Fetal jaw movement affects development of articular disk in the temporomandibular joint


Hiroki Otani, MD, PhD, Department of Developmental Biology, Faculty of Medicine, Shimane University, 89-1 Enya-cho, Izumo-shi, Shimane 693-8501, Japan. Email: hotani@med.shimane-u.ac.jp

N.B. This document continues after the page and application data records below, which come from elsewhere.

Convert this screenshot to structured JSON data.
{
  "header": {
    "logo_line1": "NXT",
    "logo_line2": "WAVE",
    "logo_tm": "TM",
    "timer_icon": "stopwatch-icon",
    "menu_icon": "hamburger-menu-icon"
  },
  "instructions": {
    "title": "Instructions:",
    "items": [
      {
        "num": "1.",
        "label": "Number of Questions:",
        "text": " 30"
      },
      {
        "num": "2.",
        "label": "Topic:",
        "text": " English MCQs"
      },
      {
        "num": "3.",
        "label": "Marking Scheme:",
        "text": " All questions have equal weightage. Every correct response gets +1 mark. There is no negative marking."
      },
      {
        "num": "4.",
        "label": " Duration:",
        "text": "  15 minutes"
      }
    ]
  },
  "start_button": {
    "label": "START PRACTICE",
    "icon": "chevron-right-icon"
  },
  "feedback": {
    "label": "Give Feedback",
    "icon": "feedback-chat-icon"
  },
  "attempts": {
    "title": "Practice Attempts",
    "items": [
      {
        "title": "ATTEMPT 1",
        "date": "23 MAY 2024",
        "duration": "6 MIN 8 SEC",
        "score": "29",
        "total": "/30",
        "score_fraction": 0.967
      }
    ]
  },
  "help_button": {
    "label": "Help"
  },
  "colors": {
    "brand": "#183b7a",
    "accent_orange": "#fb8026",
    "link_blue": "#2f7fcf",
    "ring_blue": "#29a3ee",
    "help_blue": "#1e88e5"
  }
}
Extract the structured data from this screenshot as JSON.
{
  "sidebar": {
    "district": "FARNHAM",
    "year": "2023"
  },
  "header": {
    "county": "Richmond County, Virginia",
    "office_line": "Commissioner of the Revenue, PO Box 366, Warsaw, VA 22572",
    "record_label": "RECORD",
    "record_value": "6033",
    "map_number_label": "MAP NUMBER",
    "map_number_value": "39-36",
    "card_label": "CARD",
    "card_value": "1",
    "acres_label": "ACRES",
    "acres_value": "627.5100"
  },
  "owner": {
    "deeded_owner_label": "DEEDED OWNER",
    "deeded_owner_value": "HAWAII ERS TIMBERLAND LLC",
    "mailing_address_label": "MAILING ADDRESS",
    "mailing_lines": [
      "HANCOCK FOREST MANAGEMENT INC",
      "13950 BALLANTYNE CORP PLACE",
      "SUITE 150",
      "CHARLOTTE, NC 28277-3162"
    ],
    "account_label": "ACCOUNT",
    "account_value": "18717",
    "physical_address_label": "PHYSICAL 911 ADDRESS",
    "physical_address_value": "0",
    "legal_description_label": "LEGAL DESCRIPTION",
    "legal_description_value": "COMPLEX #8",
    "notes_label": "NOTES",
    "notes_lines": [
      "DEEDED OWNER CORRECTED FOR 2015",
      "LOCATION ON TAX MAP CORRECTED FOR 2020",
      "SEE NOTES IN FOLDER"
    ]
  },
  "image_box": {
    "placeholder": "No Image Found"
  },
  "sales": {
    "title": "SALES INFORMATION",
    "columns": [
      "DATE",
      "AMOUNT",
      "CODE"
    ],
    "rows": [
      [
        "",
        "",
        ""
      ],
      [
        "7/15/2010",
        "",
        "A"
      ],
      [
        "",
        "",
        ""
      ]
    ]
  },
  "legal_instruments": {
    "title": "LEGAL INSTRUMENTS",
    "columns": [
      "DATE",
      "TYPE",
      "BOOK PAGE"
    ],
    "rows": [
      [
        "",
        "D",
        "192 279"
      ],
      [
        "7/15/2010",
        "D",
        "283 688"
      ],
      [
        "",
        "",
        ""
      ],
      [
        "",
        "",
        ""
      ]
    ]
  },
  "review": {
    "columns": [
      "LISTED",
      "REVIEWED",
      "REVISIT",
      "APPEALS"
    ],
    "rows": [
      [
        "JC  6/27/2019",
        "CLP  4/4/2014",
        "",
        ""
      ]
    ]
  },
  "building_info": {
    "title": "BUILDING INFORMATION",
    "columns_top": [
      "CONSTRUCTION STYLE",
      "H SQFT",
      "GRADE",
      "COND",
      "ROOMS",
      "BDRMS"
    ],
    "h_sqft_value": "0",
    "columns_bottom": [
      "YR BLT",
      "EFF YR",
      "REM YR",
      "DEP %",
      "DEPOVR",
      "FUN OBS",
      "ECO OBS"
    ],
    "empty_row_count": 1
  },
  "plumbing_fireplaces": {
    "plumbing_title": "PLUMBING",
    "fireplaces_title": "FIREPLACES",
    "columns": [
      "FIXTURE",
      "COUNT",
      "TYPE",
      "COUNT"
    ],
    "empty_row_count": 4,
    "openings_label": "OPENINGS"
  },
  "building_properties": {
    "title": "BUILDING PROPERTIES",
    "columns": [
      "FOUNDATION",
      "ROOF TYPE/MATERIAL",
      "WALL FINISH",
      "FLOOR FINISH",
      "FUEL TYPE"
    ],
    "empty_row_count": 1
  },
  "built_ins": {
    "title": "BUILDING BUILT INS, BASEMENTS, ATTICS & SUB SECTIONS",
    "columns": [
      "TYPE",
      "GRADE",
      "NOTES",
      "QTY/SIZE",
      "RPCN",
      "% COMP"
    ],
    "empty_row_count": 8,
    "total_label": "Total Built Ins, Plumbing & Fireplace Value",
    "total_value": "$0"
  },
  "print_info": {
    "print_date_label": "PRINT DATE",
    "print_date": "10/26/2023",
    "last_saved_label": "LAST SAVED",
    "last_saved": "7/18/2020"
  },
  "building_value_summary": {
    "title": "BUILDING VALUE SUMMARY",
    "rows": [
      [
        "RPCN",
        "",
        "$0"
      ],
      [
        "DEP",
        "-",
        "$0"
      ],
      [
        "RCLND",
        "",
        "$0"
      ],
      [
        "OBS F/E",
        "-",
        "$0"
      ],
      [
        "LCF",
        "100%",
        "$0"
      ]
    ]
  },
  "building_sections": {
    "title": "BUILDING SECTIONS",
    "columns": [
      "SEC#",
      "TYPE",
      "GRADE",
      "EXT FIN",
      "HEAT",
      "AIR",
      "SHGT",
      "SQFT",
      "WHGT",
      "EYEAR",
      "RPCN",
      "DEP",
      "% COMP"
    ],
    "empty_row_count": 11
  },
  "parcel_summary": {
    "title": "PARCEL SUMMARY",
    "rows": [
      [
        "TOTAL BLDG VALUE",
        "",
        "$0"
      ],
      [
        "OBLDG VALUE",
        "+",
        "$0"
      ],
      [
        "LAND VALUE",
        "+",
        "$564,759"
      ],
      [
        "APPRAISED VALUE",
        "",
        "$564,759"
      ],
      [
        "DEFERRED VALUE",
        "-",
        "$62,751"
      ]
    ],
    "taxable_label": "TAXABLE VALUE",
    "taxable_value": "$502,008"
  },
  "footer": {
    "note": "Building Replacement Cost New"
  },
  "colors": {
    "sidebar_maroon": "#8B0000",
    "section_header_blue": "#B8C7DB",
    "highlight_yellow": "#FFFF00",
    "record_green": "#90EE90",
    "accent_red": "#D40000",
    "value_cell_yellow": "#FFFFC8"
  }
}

ABSTRACT  Previous studies suggest that jaw movement is an important factor in the development of cartilage in the temporomandibular joint during the prenatal and postnatal periods. In the present study, the effects of fetal jaw movement on the articular disk were studied in mice by restraining the opening movement of the mouth using the mouse exo utero development system. At embryonic day 18.5, the articular disk was reduced in size in the embryos whose maxilla and mandible were sutured (sutured group) and there were changes in the cellular morphology of the mesenchymal cells in the disk. The volume of the articular disk, the total number of cells and the number of 5-bromo-2′-deoxyuridine-positive cells in the articular disk were significantly lower in the sutured group than in the non-sutured control group. Our data revealed that fetal jaw movement affects the development of the articular disk in the temporomandibular joint.